The Boys in the Cave
Murder by stoning and the fallacy of moral equivalence
May 28, 2001, Vol. 6, No. 35 • By CHARLES KRAUTHAMMER
When practiced during the Cold War, moral equivalence (between East and West) was a form of moral obtuseness. As practiced today in the Middle East, it remains so. The plain fact is that Israelis are not raised on bloodlust. They are not taught to hate Arabs. On the contrary. On the 50th anniversary of independence, Israel TV produced a historical series so sympathetic to the Palestinians as to raise the question whether Israel had taken sympathy to the point of self-flagellation.

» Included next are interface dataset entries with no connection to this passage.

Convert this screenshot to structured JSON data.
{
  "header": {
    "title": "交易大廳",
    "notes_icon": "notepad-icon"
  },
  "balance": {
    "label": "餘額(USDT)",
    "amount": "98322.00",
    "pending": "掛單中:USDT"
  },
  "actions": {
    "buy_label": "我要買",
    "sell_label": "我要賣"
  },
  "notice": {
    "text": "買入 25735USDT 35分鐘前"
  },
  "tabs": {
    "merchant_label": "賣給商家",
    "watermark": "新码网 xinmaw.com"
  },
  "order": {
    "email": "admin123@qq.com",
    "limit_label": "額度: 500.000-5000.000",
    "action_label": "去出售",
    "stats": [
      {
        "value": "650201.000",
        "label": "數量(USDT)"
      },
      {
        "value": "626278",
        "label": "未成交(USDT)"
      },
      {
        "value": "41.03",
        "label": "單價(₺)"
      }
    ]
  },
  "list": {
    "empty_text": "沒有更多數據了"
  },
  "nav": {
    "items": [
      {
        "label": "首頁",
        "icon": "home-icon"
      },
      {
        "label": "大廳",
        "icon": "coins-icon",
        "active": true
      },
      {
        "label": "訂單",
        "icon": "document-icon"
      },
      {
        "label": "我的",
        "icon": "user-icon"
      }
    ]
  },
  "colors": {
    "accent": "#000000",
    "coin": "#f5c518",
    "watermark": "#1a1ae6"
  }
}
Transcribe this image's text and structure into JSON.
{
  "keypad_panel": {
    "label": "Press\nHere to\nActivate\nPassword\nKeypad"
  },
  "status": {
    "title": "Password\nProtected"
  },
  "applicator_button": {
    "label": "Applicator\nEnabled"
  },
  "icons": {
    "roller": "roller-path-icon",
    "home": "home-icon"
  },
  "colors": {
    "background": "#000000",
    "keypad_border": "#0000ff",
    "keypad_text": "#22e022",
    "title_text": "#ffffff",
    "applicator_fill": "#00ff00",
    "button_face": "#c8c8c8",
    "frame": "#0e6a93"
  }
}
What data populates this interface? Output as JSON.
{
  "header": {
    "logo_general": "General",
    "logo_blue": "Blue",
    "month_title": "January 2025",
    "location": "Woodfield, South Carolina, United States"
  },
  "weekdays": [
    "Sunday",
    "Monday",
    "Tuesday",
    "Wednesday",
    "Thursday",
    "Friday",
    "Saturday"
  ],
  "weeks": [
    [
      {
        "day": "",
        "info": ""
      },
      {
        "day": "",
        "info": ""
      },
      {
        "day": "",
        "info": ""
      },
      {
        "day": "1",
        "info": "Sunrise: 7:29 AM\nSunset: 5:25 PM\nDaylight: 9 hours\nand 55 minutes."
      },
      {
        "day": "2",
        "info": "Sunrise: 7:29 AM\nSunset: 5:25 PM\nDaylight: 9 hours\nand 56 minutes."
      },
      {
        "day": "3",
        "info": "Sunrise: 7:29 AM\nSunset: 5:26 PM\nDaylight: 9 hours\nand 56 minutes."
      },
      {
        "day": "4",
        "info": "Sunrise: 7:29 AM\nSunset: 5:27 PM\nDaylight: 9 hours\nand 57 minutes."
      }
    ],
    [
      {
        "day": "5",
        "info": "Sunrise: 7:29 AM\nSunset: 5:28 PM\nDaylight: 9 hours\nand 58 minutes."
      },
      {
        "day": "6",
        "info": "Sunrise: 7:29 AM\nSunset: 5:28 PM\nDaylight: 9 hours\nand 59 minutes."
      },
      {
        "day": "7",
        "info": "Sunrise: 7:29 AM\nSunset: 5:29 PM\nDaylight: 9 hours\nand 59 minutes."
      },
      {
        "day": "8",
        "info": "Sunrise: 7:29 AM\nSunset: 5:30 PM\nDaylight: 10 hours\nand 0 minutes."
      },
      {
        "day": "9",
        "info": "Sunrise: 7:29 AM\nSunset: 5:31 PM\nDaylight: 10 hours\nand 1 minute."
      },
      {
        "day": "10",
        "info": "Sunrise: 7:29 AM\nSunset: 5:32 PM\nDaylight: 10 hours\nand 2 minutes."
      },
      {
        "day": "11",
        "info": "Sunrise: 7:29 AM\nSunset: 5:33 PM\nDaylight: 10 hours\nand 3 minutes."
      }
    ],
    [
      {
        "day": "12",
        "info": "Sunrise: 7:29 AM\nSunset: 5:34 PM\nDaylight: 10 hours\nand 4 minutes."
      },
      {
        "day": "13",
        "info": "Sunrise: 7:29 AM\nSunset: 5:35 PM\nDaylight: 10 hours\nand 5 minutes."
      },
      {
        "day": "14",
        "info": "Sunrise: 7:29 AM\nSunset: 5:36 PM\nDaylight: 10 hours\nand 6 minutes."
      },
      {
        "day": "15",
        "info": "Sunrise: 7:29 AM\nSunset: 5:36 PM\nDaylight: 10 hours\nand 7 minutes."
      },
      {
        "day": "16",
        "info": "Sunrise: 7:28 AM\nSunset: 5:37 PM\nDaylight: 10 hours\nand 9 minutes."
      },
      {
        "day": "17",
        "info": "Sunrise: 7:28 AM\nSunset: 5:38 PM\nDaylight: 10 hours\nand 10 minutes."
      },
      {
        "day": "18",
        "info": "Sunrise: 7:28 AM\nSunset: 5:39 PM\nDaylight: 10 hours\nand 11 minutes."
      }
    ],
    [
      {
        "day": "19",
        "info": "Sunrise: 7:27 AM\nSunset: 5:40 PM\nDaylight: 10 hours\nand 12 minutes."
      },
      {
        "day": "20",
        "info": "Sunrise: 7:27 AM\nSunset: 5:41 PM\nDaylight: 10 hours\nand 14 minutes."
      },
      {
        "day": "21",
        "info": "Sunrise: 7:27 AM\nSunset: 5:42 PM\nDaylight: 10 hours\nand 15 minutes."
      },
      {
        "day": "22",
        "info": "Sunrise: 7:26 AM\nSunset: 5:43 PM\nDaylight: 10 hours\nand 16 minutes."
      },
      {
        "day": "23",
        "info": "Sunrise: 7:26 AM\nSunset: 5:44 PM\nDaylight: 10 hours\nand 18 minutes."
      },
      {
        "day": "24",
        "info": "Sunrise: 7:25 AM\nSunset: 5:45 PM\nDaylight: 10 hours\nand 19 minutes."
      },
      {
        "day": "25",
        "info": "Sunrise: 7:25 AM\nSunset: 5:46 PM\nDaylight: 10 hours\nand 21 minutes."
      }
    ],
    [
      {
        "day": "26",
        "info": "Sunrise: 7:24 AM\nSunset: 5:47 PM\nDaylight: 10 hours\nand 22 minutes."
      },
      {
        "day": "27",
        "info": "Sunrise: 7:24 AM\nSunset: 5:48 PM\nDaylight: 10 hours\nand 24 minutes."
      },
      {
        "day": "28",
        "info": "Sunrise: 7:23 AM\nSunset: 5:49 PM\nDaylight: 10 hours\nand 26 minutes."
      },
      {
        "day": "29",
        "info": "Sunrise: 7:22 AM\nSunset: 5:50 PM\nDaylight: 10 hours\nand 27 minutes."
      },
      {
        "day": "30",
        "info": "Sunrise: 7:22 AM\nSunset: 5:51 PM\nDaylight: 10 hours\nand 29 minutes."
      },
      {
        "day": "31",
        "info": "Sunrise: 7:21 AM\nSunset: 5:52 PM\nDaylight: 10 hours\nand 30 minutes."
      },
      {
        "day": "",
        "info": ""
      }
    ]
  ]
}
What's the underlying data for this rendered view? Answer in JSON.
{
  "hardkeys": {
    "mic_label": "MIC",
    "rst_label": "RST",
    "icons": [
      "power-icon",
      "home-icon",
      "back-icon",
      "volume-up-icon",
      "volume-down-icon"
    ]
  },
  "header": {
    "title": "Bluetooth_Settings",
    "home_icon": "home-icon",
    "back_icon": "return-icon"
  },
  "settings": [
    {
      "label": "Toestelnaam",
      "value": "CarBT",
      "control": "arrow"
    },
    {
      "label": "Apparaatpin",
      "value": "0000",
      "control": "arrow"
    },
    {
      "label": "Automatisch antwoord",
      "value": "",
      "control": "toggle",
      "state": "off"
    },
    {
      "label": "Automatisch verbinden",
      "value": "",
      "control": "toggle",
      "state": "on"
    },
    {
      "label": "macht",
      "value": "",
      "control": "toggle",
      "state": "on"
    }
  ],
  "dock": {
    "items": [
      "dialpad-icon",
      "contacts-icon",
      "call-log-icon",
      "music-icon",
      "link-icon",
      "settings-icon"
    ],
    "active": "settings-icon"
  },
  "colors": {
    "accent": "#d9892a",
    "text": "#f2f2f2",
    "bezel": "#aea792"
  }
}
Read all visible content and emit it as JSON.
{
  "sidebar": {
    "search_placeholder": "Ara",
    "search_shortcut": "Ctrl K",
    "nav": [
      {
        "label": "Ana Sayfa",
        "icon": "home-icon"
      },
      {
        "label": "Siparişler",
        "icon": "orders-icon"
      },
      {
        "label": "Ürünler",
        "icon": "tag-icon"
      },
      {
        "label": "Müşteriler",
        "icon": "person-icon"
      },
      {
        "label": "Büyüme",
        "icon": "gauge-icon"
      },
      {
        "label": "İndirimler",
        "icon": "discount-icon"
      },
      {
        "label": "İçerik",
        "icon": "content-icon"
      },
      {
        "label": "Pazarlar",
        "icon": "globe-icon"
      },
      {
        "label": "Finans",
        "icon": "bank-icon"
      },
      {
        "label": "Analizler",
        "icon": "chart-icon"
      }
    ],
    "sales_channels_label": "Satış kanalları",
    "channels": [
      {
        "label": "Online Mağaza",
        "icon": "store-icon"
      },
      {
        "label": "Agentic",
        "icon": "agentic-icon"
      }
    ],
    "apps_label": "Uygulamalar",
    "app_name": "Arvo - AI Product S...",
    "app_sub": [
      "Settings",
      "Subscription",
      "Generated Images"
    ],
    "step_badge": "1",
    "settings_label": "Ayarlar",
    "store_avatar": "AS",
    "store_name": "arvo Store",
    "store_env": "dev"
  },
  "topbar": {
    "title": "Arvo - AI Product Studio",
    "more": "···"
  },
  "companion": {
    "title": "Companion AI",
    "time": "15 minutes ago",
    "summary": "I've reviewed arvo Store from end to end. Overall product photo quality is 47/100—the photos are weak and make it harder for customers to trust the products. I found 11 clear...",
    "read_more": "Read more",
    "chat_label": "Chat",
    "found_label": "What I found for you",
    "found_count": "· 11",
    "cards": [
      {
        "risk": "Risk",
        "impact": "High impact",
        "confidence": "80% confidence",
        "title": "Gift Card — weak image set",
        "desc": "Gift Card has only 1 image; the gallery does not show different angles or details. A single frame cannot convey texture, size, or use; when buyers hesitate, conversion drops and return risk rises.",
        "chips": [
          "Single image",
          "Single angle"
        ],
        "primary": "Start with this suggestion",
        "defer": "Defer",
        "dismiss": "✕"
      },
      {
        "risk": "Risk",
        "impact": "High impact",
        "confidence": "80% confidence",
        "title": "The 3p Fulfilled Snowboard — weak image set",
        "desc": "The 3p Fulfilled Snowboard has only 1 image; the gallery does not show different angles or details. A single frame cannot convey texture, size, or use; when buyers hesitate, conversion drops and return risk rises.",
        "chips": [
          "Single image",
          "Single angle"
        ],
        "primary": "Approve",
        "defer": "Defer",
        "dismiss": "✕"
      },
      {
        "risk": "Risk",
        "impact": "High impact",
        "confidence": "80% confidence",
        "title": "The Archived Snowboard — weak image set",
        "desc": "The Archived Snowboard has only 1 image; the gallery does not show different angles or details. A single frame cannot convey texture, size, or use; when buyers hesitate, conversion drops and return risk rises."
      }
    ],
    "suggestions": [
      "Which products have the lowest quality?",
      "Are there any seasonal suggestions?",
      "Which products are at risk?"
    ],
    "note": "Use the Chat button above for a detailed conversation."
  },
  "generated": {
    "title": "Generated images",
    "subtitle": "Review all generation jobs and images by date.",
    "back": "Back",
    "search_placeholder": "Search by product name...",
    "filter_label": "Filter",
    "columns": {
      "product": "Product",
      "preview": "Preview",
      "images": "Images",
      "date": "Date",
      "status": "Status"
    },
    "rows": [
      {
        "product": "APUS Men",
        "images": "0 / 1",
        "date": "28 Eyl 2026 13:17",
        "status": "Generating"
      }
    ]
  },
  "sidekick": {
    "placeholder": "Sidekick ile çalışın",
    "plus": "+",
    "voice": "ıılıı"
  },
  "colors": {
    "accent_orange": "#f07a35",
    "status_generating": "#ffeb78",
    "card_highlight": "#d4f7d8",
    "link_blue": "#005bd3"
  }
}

When Baruch Goldstein committed a massacre of Palestinians in Hebron, he was vilified by every major leader in Israel. His name became anathema to Jews everywhere. When the "Engineer," the terrorist behind a string of deadly suicide bombings, was assassinated, Arafat declared him a martyr and national hero.
When that child in Gaza was accidentally killed by Israeli gunfire, Prime Minister Sharon immediately expressed his regrets and apologized. What of the lynching of the two boys? Utter silence from Yasser Arafat.
Charles Krauthammer is a contributing editor to The Weekly Standard.